re-election

noun
  1. the election of a person or persons for a further term of officehis re-election as party leader
    1. the state of being elected againnot seeking re-election
    2. (as modifier)a re-election campaign

election

noun
  1. the selection by vote of a person or persons from among candidates for a position, esp a political office
  2. a public vote on an official proposition
  3. the act or an instance of choosing
  4. Christianity
    1. the doctrine of Calvin that God chooses certain individuals for salvation without reference to their faith or works
    2. the doctrine of Arminius and others that God chooses for salvation those who, by grace, persevere in faith and works
Collins English Dictionary - Complete & Unabridged 2012 Digital Edition © William Collins Sons & Co. Ltd. 1979, 1986 © HarperCollins Publishers 1998, 2000, 2003, 2005, 2006, 2007, 2009, 2012

Word Origin and History for re-election

election

n.

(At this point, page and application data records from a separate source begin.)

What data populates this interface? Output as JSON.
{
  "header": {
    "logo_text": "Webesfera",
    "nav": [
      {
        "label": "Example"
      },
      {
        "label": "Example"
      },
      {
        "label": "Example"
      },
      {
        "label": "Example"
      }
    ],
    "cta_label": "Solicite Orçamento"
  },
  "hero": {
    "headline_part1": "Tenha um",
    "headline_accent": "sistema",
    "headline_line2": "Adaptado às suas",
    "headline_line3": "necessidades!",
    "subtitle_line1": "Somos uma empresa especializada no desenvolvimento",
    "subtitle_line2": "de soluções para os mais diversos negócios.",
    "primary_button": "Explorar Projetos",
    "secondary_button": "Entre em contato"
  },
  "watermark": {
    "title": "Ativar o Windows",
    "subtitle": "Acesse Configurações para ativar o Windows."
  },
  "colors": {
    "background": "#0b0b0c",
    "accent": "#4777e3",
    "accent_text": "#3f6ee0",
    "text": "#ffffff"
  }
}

late 13c., from Anglo-French eleccioun, Old French elecion "choice, election, selection" (12c.), from Latin electionem (nominative electio), noun of action from past participle stem of eligere "pick out, select," from ex- "out" (see ex-) + -ligere, comb. form of legere "to choose, read" (see lecture (n.)). Theological sense is from late 14c.

Online Etymology Dictionary, © 2010 Douglas Harper